3. I will give shoe leather support actively to the campaigns of Tim Kaine and Anthony Flaccavento in the Commonwealth of Virginia.
4. Through writing I can hold up the contrasts between the policies and missions and values of Mr. Griffin versus Mr. Flaccavento for voters to gain an understanding of the consequences of the two plans and divergent philosophical foundations for the future. Again, my focus will be chiefly on what these two leaders would do to ensure a healthy future for our soil, water, forests, wildlife and agricultural systems; and to follow the money and the moral choices behind those divers money trails.
5. And (this should really be #1 but it wont happen if I give full service to #1-4) I can regain the discipline and devote the many hours to do the writing towards my personal projects, and then with a new book in my hands (and readers hands of course) speak to a wide diversity of audiences, with media including my photography, on the matters in the book that I believe matter most.
What does your can-do list look like? Have you written it down and pinned it to your refrigerator yet? Why not do that today.
We usually don’t drive the whole way to Columbia MO in one day anymore, so make a regular stop in Ferdinand, Indiana.
This year, at our favorite pub in “downtown” Ferdinand, we saw signs announcing HeimaFest that day, in a park a few blocks away.
Say what? Apparently, it’s a “home” festival in this German Catholic mid-western town.
It was a low-key Floyd kind of thing, with lots of kids, with free admission. We did not stay for the cornhole contest or the beer keg toss.
But this engagement pictured below, by even the kids typically a little too old to be cool blowing bubbles, shows them very much into SuperBubbles.
I don’t know any of the details other than what you can see here–five gallon buckets of thick “bubble-stuff” (maybe a bulk-volume dishwashing soap?) and dowels with a loop of light-weight chain. Dip the loop into the bucket, and swirl!

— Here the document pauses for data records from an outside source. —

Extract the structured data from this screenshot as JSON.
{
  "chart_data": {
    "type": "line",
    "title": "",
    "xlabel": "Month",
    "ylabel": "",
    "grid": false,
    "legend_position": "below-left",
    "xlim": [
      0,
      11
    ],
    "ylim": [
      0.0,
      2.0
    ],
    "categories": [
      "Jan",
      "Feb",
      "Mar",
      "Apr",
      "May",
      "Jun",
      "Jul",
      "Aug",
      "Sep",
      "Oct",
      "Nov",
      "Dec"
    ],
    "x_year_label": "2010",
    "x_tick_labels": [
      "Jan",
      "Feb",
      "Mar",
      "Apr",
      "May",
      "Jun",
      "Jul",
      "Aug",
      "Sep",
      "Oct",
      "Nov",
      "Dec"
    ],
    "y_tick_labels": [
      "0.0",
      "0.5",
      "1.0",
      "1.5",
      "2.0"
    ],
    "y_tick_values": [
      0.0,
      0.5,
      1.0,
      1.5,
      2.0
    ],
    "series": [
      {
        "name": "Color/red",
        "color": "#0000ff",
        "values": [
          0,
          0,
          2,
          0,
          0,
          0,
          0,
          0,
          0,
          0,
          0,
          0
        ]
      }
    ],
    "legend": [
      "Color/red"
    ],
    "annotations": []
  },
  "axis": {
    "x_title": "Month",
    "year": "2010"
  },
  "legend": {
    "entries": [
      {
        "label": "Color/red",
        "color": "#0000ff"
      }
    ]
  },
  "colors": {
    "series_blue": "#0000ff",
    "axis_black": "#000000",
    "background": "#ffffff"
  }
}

I thought this might be something that would work at Lineberry Park or the Harvest Festival later in the summer here. So share this with those who might be looking for a kid’s activity. Maybe this already happens, but I never saw it before. Did you?